Restate all of the data precisely, omitting nothing.

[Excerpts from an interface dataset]
---
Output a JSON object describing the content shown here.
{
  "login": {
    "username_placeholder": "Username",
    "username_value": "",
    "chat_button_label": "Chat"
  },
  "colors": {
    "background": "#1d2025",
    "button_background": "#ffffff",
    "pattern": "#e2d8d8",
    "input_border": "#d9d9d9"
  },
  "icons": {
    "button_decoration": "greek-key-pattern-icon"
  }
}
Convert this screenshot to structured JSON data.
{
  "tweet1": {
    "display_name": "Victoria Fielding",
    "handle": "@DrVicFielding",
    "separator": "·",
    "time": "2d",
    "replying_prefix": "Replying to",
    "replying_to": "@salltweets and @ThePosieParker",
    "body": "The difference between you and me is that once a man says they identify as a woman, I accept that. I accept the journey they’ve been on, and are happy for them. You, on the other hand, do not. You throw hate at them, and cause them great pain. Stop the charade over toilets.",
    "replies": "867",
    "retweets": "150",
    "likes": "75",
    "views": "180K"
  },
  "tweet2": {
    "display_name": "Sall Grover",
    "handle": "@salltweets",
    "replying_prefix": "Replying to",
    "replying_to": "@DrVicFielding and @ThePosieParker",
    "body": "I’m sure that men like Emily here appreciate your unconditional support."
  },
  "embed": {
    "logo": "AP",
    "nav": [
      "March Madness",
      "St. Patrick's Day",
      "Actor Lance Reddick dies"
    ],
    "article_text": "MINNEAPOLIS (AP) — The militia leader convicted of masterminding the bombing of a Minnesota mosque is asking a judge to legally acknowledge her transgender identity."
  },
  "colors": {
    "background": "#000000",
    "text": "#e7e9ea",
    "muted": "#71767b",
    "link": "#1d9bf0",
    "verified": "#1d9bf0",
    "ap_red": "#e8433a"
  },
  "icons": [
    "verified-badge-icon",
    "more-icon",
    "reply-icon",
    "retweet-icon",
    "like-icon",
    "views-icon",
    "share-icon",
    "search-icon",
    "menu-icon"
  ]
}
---
● Solution
Output a JSON object describing the content shown here.
{
  "login": {
    "username_placeholder": "Username",
    "username_value": "",
    "chat_button_label": "Chat"
  },
  "colors": {
    "background": "#1d2025",
    "button_background": "#ffffff",
    "pattern": "#e2d8d8",
    "input_border": "#d9d9d9"
  },
  "icons": {
    "button_decoration": "greek-key-pattern-icon"
  }
}
Convert this screenshot to structured JSON data.
{
  "tweet1": {
    "display_name": "Victoria Fielding",
    "handle": "@DrVicFielding",
    "separator": "·",
    "time": "2d",
    "replying_prefix": "Replying to",
    "replying_to": "@salltweets and @ThePosieParker",
    "body": "The difference between you and me is that once a man says they identify as a woman, I accept that. I accept the journey they’ve been on, and are happy for them. You, on the other hand, do not. You throw hate at them, and cause them great pain. Stop the charade over toilets.",
    "replies": "867",
    "retweets": "150",
    "likes": "75",
    "views": "180K"
  },
  "tweet2": {
    "display_name": "Sall Grover",
    "handle": "@salltweets",
    "replying_prefix": "Replying to",
    "replying_to": "@DrVicFielding and @ThePosieParker",
    "body": "I’m sure that men like Emily here appreciate your unconditional support."
  },
  "embed": {
    "logo": "AP",
    "nav": [
      "March Madness",
      "St. Patrick's Day",
      "Actor Lance Reddick dies"
    ],
    "article_text": "MINNEAPOLIS (AP) — The militia leader convicted of masterminding the bombing of a Minnesota mosque is asking a judge to legally acknowledge her transgender identity."
  },
  "colors": {
    "background": "#000000",
    "text": "#e7e9ea",
    "muted": "#71767b",
    "link": "#1d9bf0",
    "verified": "#1d9bf0",
    "ap_red": "#e8433a"
  },
  "icons": [
    "verified-badge-icon",
    "more-icon",
    "reply-icon",
    "retweet-icon",
    "like-icon",
    "views-icon",
    "share-icon",
    "search-icon",
    "menu-icon"
  ]
}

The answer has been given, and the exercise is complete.